Find the word "likes" below. Copy each line that has it.

----- Records to process

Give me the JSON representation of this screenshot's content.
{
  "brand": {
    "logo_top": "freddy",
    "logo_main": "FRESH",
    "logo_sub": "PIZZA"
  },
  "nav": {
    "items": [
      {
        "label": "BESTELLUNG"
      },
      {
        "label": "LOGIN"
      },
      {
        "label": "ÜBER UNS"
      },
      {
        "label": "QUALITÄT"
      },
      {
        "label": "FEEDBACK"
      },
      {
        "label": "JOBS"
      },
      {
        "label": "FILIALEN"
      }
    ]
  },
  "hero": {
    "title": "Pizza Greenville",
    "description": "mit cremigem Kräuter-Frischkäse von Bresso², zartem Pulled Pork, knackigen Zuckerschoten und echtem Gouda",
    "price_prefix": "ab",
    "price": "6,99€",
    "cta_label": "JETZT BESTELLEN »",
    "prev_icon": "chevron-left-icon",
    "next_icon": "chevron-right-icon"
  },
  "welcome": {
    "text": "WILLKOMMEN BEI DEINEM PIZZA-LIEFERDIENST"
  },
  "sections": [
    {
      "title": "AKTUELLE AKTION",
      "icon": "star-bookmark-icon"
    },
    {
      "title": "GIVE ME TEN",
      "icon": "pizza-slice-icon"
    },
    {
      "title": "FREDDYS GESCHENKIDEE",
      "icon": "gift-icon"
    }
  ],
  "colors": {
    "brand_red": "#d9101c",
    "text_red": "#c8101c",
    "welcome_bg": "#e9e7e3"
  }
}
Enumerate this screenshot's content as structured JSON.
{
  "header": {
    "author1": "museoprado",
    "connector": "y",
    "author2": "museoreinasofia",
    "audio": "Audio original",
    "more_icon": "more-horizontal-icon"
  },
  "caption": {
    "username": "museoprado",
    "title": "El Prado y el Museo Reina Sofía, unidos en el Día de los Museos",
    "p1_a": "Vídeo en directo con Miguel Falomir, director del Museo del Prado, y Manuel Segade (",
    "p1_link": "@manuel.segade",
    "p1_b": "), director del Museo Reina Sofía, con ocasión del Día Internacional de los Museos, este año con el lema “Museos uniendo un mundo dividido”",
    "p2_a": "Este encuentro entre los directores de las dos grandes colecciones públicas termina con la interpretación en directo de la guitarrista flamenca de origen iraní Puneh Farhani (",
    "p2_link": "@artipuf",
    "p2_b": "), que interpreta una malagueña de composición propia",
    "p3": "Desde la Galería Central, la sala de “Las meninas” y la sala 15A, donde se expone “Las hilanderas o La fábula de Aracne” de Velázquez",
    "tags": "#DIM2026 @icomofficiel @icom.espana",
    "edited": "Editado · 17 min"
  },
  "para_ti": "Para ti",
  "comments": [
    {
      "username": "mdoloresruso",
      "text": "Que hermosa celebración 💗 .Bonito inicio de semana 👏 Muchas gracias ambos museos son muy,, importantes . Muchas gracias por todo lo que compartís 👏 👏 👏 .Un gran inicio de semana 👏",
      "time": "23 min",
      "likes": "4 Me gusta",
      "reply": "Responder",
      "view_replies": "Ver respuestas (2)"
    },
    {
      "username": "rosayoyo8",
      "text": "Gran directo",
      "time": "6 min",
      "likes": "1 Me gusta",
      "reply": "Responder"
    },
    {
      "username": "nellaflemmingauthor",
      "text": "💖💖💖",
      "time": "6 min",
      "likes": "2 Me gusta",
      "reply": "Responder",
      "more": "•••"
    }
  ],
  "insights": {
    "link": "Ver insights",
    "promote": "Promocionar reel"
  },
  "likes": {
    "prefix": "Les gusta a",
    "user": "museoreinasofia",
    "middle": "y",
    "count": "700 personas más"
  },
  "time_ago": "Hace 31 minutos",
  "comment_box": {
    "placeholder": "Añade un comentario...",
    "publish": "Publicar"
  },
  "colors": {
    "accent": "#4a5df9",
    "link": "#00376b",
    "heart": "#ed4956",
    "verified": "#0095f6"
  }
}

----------

• Result of the task:
      "likes": "4 Me gusta",
      "likes": "1 Me gusta",
      "likes": "2 Me gusta",
  "likes": {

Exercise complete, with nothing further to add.